Mike Sparber, the previous interim director of Spokane County Detention Services and longtime corrections officer with the agency, has officially been named director by the Spokane County Board of Commissioners.
Sparber, who first joined the county as a corrections officer in 1988, stepped into the role of interim director last February when John McGrath, the former director, left the position after roughly five years in the role. A nationwide search for a new agency head ensued, garnering 11 qualified applicants out of 31 total applications, according to Jared Webley, a Spokane County spokesperson.
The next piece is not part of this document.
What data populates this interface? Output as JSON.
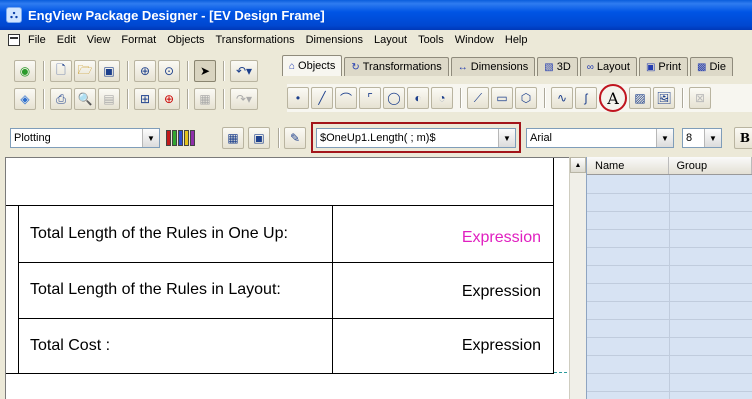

“Mike has shown great leadership in his time as Interim Director. We are excited that he will be taking on these duties officially as the full-time director," Mary Kuney, chair of the Spokane County Board of Commissioners, says in a news release. "He leads with dedication and compassion for our employees and the individuals within our detention services system.”
Sparber's selection as director comes amidst a series of issues in its facilities. Inmate overcrowding in the Spokane County Jail continues to pose problems, along with drug overdoses within the facility — and the importation of illicit drugs — and inmate deaths. An inmate died in early June, marking the ninth death in the aging jail since 2017, while three inmates were hospitalized in May after taking an "unknown powdery substance."
Of his priorities, Sparber says in a news release: “I strongly believe in nurturing an organizational culture of honesty, transparency and accountability, based not only on our core values, but also a sound organizational strategy aligned with county and Spokane regional objectives. I am looking forward to the opportunity to leave a positive mark on this agency.”
In addition to his involvement in the Spokane Regional Law and Justice Council, Sparber serves as a member of the American Jail Association, the American Corrections Association and the local committee working with the MacArthur Foundation on its criminal justice reform work in the county. He also holds a bachelor's degree in business administration from Eastern Washington University, an Executive Certification from the Washington State Criminal Justice Commission and a Trilogy Award for leadership from the FBI.